The gear options for electric guitars are obviously a lot more extensive than for the acoustic guitar. One of the main reasons people choose to play the electric guitar is the variety of sounds they can get out of the amp compared to playing the acoustic guitar. The effects pedals open up whole new sonic avenues and allow for plenty of experimentation.
To a large extent, these differences in gear requirements will not be significant as a beginner. You can play the electric guitar without pedals or an amp. And you can play the acoustic guitar through an amp. Before you start messing around with gear it is important to learn the fundamentals.
However, the electric guitar certainly lends itself to accessory experimentation. Whereas the acoustic guitar is perfectly fine to exist without any distortion, overdrive, wah pedals.
Ultimately, playing the guitar should be about having fun. Buying new gear is a great way of getting you to return again and again to your guitar. However, gear can be a distraction so it is important to know your priorities before you start splashing the cash.
The gear capabilities also link to the respective cost as an important difference between acoustic and electric guitars. Gear can be expensive. So if you want to save money while learning to play the guitar you may want to opt for an acoustic.
An acoustic requires little to no gear to be played to its full potential. Whereas to unlock the delights stored inside the electric guitar you may want to experiment with different pedals, plug-ins, and amps.
Difference Between Acoustic-Electric Guitar vs Acoustic
The essential difference between an electro-acoustic and an acoustic guitar is the ability for amplification.
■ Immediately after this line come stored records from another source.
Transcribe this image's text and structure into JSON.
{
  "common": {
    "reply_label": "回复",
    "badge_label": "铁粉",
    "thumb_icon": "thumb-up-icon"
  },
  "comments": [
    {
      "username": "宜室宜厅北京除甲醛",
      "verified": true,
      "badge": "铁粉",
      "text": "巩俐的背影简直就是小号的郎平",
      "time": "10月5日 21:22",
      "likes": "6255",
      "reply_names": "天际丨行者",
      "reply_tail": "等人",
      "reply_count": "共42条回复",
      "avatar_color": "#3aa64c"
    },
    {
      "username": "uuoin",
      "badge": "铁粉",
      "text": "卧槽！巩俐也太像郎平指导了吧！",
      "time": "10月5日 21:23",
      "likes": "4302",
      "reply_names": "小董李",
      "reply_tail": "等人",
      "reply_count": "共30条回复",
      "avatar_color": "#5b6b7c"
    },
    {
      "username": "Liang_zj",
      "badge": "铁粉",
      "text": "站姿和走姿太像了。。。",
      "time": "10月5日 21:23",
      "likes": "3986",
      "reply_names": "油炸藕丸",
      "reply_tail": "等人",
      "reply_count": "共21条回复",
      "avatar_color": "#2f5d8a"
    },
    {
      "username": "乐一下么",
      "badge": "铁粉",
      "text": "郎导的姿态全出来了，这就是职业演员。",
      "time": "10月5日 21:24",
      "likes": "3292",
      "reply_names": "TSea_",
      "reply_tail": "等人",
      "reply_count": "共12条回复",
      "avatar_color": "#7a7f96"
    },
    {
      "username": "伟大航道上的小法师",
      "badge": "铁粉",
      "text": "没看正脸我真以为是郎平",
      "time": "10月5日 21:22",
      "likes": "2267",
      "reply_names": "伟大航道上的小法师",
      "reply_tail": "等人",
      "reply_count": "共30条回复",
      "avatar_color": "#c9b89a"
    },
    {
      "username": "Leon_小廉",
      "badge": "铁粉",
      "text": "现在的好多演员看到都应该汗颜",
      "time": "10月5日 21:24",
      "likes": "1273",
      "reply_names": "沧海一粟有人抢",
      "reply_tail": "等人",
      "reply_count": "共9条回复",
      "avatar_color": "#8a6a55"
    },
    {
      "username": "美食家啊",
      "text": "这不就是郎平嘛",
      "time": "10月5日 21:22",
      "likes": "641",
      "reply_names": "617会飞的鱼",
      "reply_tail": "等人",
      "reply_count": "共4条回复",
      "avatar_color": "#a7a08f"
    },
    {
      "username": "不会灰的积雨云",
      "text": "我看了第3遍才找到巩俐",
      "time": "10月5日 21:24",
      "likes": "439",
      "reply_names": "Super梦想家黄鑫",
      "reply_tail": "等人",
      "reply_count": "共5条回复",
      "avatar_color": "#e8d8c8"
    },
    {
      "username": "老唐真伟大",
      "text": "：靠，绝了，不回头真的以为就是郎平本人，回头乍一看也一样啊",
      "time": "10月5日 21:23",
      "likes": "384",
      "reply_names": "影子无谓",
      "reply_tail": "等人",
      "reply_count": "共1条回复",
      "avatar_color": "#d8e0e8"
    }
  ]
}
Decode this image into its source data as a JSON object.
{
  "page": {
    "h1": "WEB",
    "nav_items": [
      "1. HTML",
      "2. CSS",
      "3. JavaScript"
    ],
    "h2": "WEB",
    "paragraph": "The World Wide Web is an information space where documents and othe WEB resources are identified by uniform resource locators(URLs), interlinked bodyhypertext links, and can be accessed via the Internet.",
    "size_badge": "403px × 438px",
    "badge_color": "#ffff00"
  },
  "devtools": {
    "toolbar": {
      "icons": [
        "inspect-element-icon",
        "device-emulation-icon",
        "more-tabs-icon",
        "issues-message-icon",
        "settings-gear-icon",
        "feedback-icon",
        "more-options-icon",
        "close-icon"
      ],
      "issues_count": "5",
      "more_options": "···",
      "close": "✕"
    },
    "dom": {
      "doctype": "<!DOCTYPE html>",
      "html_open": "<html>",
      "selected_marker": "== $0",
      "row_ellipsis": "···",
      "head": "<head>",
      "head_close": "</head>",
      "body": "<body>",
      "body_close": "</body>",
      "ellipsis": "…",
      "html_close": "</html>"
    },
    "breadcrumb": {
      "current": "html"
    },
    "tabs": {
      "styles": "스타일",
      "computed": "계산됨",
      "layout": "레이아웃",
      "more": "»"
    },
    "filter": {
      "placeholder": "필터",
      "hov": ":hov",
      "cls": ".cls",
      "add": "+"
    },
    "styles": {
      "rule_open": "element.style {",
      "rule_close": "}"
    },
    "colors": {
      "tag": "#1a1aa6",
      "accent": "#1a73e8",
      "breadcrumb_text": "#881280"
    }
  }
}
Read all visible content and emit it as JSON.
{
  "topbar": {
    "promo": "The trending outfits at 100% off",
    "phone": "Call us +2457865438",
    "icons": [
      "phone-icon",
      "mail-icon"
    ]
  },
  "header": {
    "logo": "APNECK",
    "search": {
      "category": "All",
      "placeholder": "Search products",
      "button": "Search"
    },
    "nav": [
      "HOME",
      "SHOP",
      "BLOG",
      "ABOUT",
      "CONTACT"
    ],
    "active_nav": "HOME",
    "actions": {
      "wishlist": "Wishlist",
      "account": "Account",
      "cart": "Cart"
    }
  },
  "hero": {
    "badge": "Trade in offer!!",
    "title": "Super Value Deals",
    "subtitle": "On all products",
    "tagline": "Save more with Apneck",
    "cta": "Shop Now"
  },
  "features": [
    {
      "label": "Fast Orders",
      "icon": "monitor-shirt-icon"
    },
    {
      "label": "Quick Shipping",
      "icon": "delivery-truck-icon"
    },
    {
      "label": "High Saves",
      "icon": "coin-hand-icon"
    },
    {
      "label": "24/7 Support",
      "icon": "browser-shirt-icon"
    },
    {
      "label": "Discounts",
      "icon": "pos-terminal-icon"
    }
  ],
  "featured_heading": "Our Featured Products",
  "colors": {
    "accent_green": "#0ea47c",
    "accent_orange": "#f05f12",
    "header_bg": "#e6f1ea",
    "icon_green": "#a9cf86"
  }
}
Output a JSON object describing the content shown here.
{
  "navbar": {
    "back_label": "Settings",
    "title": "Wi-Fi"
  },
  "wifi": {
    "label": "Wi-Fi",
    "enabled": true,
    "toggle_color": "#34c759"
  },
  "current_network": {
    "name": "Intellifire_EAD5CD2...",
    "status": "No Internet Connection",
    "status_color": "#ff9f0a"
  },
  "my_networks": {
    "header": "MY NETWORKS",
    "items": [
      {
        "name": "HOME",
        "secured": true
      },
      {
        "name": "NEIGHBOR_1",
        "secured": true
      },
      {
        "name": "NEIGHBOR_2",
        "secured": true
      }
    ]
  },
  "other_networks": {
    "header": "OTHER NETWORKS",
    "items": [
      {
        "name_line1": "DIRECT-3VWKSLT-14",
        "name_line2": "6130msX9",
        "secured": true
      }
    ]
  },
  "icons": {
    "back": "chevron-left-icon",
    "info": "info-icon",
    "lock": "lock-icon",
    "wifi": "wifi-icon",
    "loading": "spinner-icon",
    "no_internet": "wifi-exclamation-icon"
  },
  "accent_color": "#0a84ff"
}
If you are a fan of both electric and acoustic guitar and then the electro-acoustic may be the one for you.
The electro-acoustic allows you to retain the feel and texture of an acoustic. It also enables you to amplify and modify your sound. The strings and the body of the guitar remain the same but your playing is given another dimension. Electro-acoustics can fill stadiums and also charm in smaller venues.
Some amps are specifically designed with electro-acoustic guitars in mind. So that you can reach decibel levels that would be impossible on a traditional acoustic guitar. If you want to know more about electro-acoustic guitars we suggest you visit your local music store and try a few!
Which Type of Guitar Should You Choose?
So now that you have reviewed and weighed some of the differences in learning to play electric guitars vs. acoustic, which one should you choose?
Truthfully, there isn’t one correct answer to this question. It really depends on:
- your comfort level,
- the type of music you want to play, and
- what you want to spend.
Either choice is going to be an adventure to learn and play. Whatever music got you to say, “teach me to play guitar,” is what you should go with.
Is learning guitar hard? Yes, but there are many ways you can make your learning experience easier and more rewarding. There are plenty of resources out there to ensure that beginners don’t have to suffer alone. Don’t worry there are probably millions of beginners feeling the same way.
If you are wondering how to self teach guitar? Do not fear! It is all about finding the music you like and being dedicated to improving your technique and knowledge. The type of guitar you learn on is important but it is not vital. Your progress depends more on your attitude.
If you want to learn how to play the electric guitar because you were inspired by Hendrix’s awesomeness then you should start with the electric. But if you want to learn some simple Beatles or Ed Sheeran tunes then the acoustic may be the guitar for you!
You also aren’t tied to one choice either, if you decide to switch, learn bass guitar, etc. you will have more versatility in your skills and genre options. You should always aim to expand your musical horizons. Listen well to other musicians and you’ll be a great guitarist in no time at all!
After reviewing the differences between the two, which one would you want to learn to play guitar on?
Let us know in the comments below.